Something should be done. This election has been going on so long I’ve forgotten about it for weeks, paid attention for weeks, and forgotten about it for weeks again, many times over already. I’ll probably forget about it for a few weeks again (at least I hope I can) before it’s all over. Primaries should take place within 2 weeks of each other in late spring. Campaigning before that should be strongly discouraged.

Yes – but almost every member of those legislatures has either a D or an R next to his/her name.

Something should be done. This election has been going on so long I’ve forgotten about it for weeks, paid attention for weeks, and forgotten about it for weeks again, many times over already. I’ll probably forget about it for a few weeks again (at least I hope I can) before it’s all over. Primaries should take place within 2 weeks of each other in late spring. Campaigning before that should be strongly discouraged.

But they act as state legislators, not as members of some national caucus. Compressing the primary schedule would require not just a “gentleman’s agreement” between the parties, but an agreement to which legislators of both parties in all 50 states adhere. That’s a much tougher row to hoe.

Sweet Jesus, yes. If you can’t make up your mind who you’re voting for within 6 weeks, you’ve got real problems.

Pffft. The federal executive is too important to be left to telegenic volunteers. Candidates for the cabinet should submit their applications by mail & qualify based on scores in a double-blind testing system. Plebiscite voting for a limited-term quasi-monarch to appoint the lot by patronage is so last centu–actually, who does that other than the USA? It’s dumb, is what it is.

IMO, the campaign itself is a reasonable length for choosing the best person to fill the office of President. By which, I’m talking from the first primaries in February until the general election in the first week of November.

What appears to annoy people the most, and is unstoppable legally, only through widesprad public presure, is the 3.2 years of pre-campaign, in which the Deputy Attorney General for Northern New Mexico, the Junior Senator from West Bumblefuck, and virtually anyone else with a public office higher than Snowplow Operator is examined incessantly as a Presidential Hopeful.
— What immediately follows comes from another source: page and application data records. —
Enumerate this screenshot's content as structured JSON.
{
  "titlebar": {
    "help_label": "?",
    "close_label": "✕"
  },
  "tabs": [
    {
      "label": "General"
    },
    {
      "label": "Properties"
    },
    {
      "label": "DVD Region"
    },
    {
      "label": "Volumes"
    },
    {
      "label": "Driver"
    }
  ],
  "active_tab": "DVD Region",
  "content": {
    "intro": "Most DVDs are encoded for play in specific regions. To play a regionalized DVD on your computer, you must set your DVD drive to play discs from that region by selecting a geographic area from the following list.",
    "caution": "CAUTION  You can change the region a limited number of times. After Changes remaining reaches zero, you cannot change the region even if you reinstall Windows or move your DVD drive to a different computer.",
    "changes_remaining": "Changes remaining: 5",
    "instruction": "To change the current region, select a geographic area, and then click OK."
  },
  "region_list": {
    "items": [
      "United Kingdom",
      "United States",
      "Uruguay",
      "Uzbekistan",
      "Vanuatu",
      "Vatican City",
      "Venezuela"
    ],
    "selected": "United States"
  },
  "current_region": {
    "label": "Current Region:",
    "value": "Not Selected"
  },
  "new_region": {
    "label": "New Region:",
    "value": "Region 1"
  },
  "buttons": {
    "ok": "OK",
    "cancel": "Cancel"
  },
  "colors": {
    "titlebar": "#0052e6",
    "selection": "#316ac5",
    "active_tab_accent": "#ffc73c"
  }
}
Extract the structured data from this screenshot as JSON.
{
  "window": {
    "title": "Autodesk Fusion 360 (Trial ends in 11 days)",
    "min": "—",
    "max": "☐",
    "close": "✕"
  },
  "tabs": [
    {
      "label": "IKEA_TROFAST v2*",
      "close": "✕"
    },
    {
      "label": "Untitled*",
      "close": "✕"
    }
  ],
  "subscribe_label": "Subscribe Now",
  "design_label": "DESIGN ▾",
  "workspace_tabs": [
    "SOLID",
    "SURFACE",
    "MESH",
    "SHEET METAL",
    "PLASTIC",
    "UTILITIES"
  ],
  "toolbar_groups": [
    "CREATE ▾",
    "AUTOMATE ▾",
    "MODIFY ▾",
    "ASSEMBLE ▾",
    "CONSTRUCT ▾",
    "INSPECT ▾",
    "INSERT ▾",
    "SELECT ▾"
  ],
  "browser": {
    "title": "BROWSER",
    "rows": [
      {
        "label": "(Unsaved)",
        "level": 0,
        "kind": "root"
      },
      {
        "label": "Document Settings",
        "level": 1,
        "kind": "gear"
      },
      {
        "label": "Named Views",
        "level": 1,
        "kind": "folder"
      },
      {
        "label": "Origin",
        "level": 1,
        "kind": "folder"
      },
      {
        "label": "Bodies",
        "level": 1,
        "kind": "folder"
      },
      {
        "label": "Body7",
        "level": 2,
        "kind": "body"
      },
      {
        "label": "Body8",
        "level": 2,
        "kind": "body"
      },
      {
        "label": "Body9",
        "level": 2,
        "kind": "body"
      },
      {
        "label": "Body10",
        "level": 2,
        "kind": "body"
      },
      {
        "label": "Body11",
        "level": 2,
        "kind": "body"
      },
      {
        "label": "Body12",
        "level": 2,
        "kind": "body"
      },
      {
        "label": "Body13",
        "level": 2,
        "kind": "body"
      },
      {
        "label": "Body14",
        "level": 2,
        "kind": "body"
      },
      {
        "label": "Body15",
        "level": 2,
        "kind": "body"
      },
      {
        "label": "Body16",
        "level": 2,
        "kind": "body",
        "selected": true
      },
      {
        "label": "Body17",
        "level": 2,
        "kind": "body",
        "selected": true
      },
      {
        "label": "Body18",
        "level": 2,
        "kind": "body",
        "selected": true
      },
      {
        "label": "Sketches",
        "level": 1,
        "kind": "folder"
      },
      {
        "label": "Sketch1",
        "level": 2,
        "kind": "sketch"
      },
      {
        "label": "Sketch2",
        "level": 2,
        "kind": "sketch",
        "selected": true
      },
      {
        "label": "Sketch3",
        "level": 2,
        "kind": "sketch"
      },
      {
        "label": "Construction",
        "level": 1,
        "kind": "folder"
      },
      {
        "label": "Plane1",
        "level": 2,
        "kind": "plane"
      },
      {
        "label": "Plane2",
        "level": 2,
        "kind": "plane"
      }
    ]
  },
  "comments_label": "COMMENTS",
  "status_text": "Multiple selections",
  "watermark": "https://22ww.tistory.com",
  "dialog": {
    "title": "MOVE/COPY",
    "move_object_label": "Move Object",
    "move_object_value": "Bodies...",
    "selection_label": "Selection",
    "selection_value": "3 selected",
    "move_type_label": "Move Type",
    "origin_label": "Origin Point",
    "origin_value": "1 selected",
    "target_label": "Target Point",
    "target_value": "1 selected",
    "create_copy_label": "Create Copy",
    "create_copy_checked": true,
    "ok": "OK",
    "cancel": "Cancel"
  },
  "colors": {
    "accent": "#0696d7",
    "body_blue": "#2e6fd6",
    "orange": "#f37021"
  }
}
Watch – by February 1, 2009, someone will hav done a column, blog, or news article on who’s likely to run in 2012.

It goes too long. The whole shebang should be 4 months.
The networks love it. Political programs all night long paid for by political parties. Large viewership, tons of pundits. The News networks exist for this stuff.

Will never happen because there is too much money tied up in the entire process. Go on, tell the networks that you’re going to cut hundreds of millions of dollars from their budget and see how much coverage they provide for your campaign.

The average public would love it, but there is just too much of an incestuous relationship between media coverage /advertising dollars for it to have a chance.

Well, we probably could do with a lot more party discipline in this country, too, but that’s a whole 'nother thread.

Voting in America drags on so long it is kind of like finding a mate. You court potential boy/girl friends for a couple of years, then you narrow it to two picks and you hope you get to keep the cuter and smarter one (although they are both probably not what you’d really want). Then, each of them gets knocked up and another person suddenly enters the picture who you really didn’t know much about before and have to quickly get adjusted to. (vice president candidate = child). As you follow this courtship path you are flooded with so much mundane information about all four of them you probably know them better than your real life family or possibly even your own self. Then the big day comes when the two of them force you to decide between them and you realize no matter which you pick you’re going to regret it. You pick one anyways due to societal pressure to do the right thing. Crap, you picked the ugly one! Unbelievable, you had 4 years and you still screwed it up. Out of respect for the country’s feelings you’ll marry the ugly one come February but you just know its going to be a bad marriage and you can’t wait until the divorce papers come through in four years. Let that countdown begin. In the meantime lets see if we can’t find someone better…